  • Hi Kfletch, sorry to hear of your diagnosis. It is so difficult not to google things. I know from past experience when I was going through my treatment. I understand why your consultant has said not to attend work. The risk of infection is so much greater whilst you are going through chemo as it destroys your white blood cells that help you fight infection. Chemo affects everyone differently. I had 8 cycles of EC-T too. I had EC first, that did wipe me out for a few days and then I would perk back up again nearer the next cycle. I found the Docetaxel a lot easier. As my job involved sitting in an open plan office with 3 others I did go back to work after my 3rd cycle but I took it very easy. My risk of infection there was a lot lower as it is a different environment. To help feel less isolated, you could ask friends to pop in for a coffee, go and visit a Macmillan or Maggies centre where you can chat with the volunteers and others that are also in a similar situation, maybe you could take your son with you depending on how he is and if its something he is able to do (sorry I don't know much about autism.)  They also have lots of classes you can do which can be online or at the centres. Does your son have time away from you at school, clubs etc ? That's a good time to do some things you enjoy. Even just going for a walk helps. I used to go sit in Costa to chill. Chatting on hear is always good there is an awake club that people use when they are awake in the middle of the night. How about chatting with family on the phone or over what's app/zoom. I have made friends with a group and we message each other a lot which is great.

    When you go for your chemo sessions, take a bag of goodies with you such as ipad, phone, magazine or book, snacks, drinks etc. I used to take my slippers and a blanket (I did cold cap) so my session were a lot longer. If you want to click on my name you can read my journey and you may find some useful tips in there too :-)

    Wishing you all the best for your treatment.

    Hugs from cuffcake x x x x x

  • Hi Cuffcake,

    Thankyou for your words of advise, I know if I put on my “nursing hat” that I would be saying the same as the consultant when it comes to attending work particularly in healthcare where enclosed environments seem to be a breeding ground for all sorts of bugs, coughs and colds but hearing it as a patient is a different matter and I have never been very good at taking my own advise!

    I am lucky to have a very lovely neighbour who had already started making plans to get me out and about once a week, I do have friends that are able to pop in and see me but as we are all nurses they may not be able to visit due to infection risk also.
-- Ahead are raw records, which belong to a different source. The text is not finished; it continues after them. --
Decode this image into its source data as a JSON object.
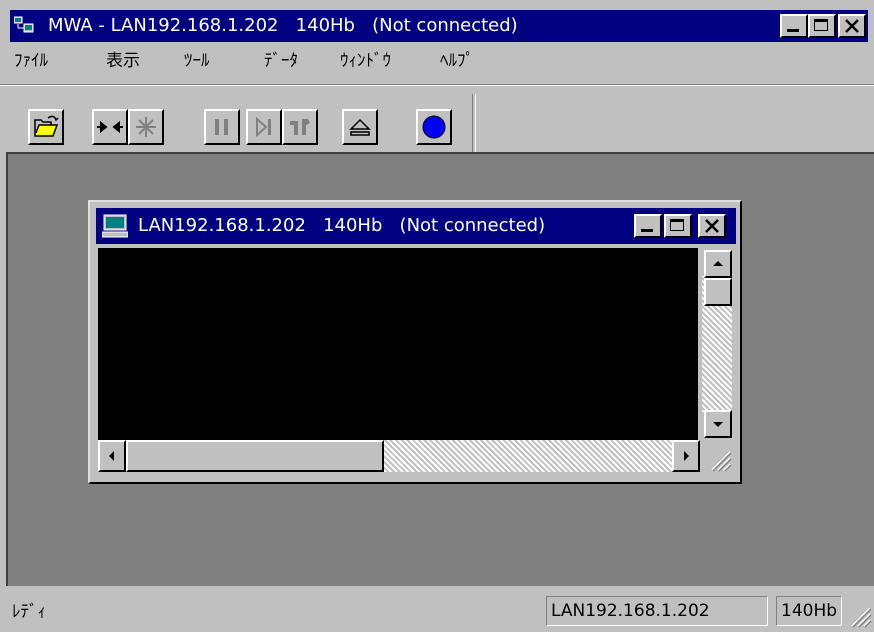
{
  "app": {
    "title": "MWA - LAN192.168.1.202   140Hb   (Not connected)"
  },
  "menu": [
    "ﾌｧｲﾙ",
    "表示",
    "ﾂｰﾙ",
    "ﾃﾞｰﾀ",
    "ｳｨﾝﾄﾞｳ",
    "ﾍﾙﾌﾟ"
  ],
  "toolbar": {
    "icons": [
      "open-folder-icon",
      "connect-icon",
      "disconnect-icon",
      "pause-icon",
      "step-icon",
      "tools-icon",
      "eject-icon",
      "record-icon"
    ]
  },
  "child_window": {
    "title": "LAN192.168.1.202   140Hb   (Not connected)"
  },
  "status": {
    "text": "ﾚﾃﾞｨ",
    "host": "LAN192.168.1.202",
    "model": "140Hb"
  },
  "colors": {
    "title_bar": "#000080",
    "terminal": "#000000",
    "mdi_background": "#808080",
    "record_button": "#0000ff"
  }
}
I think because it’s winter it seems worse as nights will be drawing in and the weather is getting colder, maybe sitcoms, baths and fluffy socks will be the way to go!

    my son bless him does not like to leave the house too much as he finds it anxiety inducing but he was very good after my operation and used to insist that I went for a walk every day. He also attends school which is important for his socialisation skills and gives me some time to go out and about if I feel up to it. 

    Thank you for the “chemo survival kit” ideas! My consultant seems to think that the EC will be quick ( half an hour according to him) but we all know that these things never go to plan!